Daily life magazine wants an analysis of the demographic characteristics its readers. The marketing department has collected reader survey records containing, the age, gender, maritial status, and annual income of the readers. Design an application that allows a user to enter reader data and, when data entry is complete produces a count of readers by age groups as follows: under 20, 20-29, 30-39,40-49, and 50 and older

Pseudo-code is a design tool. Design starts with asking questions - any questions that help you understand the design are good questions. Who is this for, what does it do? How do they use it? How often do they use it? What sorts of things do they use it with? What sorts of things will they want to do with it in the future?

So, some questions for your specific application might be: Who is using this, and what are they doing with it? What does it look like when they start it up? What do they want to be able to do?

The answers to these will be pretty simple, because this is a pretty simple application, but they will tend to define what you need to write down as pseudocode.

Is the person going to be entering a lot of data? Probably don't want to keep asking them "Do you want to enter another?" repeatedly - instead, you'll use a sentinel value to signal end of input. Or, if you're using a GUI, provide a "done" button.

Are the inputs discrete values chosen from a set, or are they free-entry, or is there a mix? (marital status would probably by chosen from a set, age would probably be free entry, etc.)

Okay, when you've done all that, you start to know what you're going to do, so write it down.

Probably it'll end up being a loop. Perhaps you want to have a start-up notice "Welcome, enter data, type 'Q' to quit, hit return to start" first.

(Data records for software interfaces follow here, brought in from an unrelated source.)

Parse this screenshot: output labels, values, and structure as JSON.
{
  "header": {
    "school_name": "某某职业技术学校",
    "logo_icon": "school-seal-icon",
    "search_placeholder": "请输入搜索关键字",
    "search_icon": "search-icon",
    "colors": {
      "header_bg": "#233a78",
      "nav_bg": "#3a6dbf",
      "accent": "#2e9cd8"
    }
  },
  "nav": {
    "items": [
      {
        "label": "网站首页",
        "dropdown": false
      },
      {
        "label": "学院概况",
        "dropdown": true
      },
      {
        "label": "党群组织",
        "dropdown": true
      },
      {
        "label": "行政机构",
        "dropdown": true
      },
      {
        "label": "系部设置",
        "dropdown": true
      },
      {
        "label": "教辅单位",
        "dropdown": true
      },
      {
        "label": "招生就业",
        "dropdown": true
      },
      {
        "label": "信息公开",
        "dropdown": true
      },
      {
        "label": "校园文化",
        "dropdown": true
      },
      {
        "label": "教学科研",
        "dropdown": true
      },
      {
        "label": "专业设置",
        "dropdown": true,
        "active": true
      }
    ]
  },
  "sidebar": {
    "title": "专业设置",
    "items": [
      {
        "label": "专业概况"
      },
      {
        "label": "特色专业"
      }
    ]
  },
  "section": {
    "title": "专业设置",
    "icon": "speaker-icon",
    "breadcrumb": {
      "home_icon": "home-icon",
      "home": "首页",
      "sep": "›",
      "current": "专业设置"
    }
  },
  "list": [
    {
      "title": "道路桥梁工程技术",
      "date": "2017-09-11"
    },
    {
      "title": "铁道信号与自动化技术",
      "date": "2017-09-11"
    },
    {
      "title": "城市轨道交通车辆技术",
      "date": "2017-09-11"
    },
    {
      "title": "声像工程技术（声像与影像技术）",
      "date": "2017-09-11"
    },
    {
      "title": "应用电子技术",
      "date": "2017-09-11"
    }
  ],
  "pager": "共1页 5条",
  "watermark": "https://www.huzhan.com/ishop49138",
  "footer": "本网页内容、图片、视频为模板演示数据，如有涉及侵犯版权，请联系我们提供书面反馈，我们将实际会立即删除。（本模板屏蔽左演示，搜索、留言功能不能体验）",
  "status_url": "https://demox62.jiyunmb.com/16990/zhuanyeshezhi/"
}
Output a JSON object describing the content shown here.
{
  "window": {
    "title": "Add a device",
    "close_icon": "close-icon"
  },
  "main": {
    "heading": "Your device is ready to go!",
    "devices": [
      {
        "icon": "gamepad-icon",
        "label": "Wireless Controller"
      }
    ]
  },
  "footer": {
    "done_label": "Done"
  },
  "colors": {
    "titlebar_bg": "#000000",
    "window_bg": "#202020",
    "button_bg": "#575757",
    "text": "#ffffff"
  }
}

So that would be:

print startup message
wait for keyboard input
while (not finished)
{
  // here's where you can get started...
}  // end input loop

print output

done!

Oh, wait. Where do we get the output from? I guess you'd better figure out how you're going to do that. Do you calculate it during the input loop, or is it better to store the values and then calculate? Why?

Hope that helps you get started...

This article has been dead for over six months. Start a new discussion instead.